Steve Randy Waldman briefly takes on a point I made recently:
Carl Beijer writes, “If you are seriously willing to entertain sympathy for a Nazi for any reason, it was probably just a matter of time until you found an excuse [to support a fascist crackdown]” If that is true, no political harm can possibly have been done by the violence and there is no reason to worry about politics or “think globally”. You are free to fight locally, by any means necessary and with no apology.
But Beijer’s claim is not, actually, a supportable view of human affairs. Lots of people who under almost no circumstance would support a fascist crackdown oppose freelance political violence even against people whose views they actively abhor.I'm not sure that the "view of human affairs" Waldman takes aim at here actually corresponds to my position. It's true that there are people who insist on civil rights for fascists who would nevertheless never actively support a fascist regime - but insisting on civil rights and acting out of "sympathy" are two very different things.
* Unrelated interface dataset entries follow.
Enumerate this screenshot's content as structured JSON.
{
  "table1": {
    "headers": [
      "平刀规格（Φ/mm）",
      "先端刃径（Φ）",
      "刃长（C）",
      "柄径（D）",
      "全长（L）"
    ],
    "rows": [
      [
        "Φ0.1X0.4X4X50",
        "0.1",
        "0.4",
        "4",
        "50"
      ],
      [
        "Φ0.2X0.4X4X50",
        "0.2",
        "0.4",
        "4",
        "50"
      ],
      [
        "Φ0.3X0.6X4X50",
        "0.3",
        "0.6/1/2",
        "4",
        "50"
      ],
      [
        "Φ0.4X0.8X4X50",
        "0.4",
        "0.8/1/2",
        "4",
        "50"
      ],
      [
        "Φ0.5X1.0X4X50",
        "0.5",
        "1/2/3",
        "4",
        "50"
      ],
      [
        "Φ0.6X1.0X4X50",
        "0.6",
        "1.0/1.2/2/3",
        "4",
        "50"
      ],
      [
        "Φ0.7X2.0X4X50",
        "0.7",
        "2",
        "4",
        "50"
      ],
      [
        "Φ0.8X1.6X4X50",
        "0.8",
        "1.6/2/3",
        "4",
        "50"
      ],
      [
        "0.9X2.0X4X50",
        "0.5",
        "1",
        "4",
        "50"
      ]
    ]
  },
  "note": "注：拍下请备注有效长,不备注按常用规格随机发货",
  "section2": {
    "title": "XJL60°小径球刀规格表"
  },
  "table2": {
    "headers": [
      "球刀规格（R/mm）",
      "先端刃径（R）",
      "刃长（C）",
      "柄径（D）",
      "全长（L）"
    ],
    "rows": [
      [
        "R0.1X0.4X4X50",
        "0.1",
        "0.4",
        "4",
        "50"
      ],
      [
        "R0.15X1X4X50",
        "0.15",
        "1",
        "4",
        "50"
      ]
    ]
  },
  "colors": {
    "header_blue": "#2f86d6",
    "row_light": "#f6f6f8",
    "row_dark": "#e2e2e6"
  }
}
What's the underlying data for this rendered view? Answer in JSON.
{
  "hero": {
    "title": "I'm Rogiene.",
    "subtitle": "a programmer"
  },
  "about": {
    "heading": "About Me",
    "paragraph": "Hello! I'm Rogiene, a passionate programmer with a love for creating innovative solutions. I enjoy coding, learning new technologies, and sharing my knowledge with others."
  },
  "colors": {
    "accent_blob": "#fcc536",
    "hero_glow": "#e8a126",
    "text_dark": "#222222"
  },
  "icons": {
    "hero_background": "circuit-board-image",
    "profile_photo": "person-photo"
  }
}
And in fact, proponents of civil rights for fascists usually insist that they are not acting out of sympathy, but rather out of principle.
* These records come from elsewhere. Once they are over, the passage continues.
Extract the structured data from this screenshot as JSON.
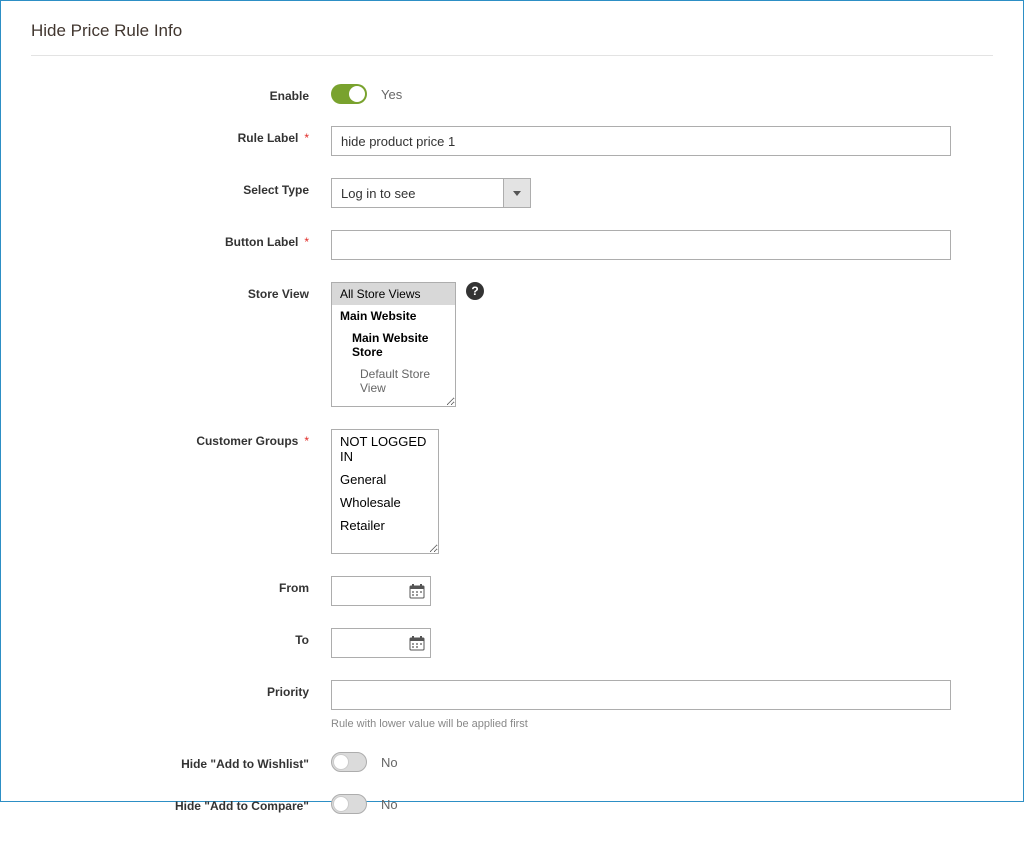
{
  "section_title": "Hide Price Rule Info",
  "fields": {
    "enable": {
      "label": "Enable",
      "on": true,
      "value_text": "Yes"
    },
    "rule_label": {
      "label": "Rule Label",
      "value": "hide product price 1"
    },
    "select_type": {
      "label": "Select Type",
      "value": "Log in to see"
    },
    "button_label": {
      "label": "Button Label",
      "value": ""
    },
    "store_view": {
      "label": "Store View",
      "all": "All Store Views",
      "website": "Main Website",
      "store": "Main Website Store",
      "view": "Default Store View"
    },
    "customer_groups": {
      "label": "Customer Groups",
      "options": [
        "NOT LOGGED IN",
        "General",
        "Wholesale",
        "Retailer"
      ]
    },
    "from": {
      "label": "From",
      "value": ""
    },
    "to": {
      "label": "To",
      "value": ""
    },
    "priority": {
      "label": "Priority",
      "value": "",
      "hint": "Rule with lower value will be applied first"
    },
    "hide_wishlist": {
      "label": "Hide \"Add to Wishlist\"",
      "on": false,
      "value_text": "No"
    },
    "hide_compare": {
      "label": "Hide \"Add to Compare\"",
      "on": false,
      "value_text": "No"
    }
  }
}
Here, my focus is simply on the genre of person who actually does become part of Trump's "support base" because they are "sympathetic to thoughtcriminals." That's the concern Jeremy Harding raises in this piece; one of his arguments against punching Nazis is that some people will actively support Trump in reaction to the attacks. My response, again, is to simply observe that this reeks of post hoc rationalization - if you decide to support Trump, and if all it took was some random guy punching Richard Spencer, you were probably always going to end up supporting Trump anyway. Perhaps there are good arguments against punching Nazis, but "doing so will create more Nazis" is not one of them.
Finally, it is always worth calling into question the notion that "supporting a fascist crackdown" just means actively putting on a brownshirt or wearing the swastika. Paxton:
To understand fully how fascist regime works, we must dig down to the level of ordinary people and examine the banal choices they made in their daily routines...For example, consider the reactions of ordinary Germans to the events of Kristallnacht...It is clear now that many ordinary Germans were offended by the brutalities carried out under their windows. Yet their widespread distaste was transitory and without lasting effect...If we can understand the failure of...citizen opposition to put any brakes on Hitler in November 1938, we have begun to understand the wider circles of individual and institutional acquiescence within which a militant minority was able to free itself sufficiently from constraints to be able to carry out genocide in a heretofore sophisticated and civilized country.Certainly we are not at the point of Kristallnacht, but the point stands: fascism is historically a militant fringe movement, and it can only survive if the majority ties its hands with principles against "freelance political violence." This is particularly true once fascism has seized control of the state. None of this implies that punching fascists is always a good idea - but it's pretty difficult, from a historical perspective, to insist that punching fascists is never a good idea.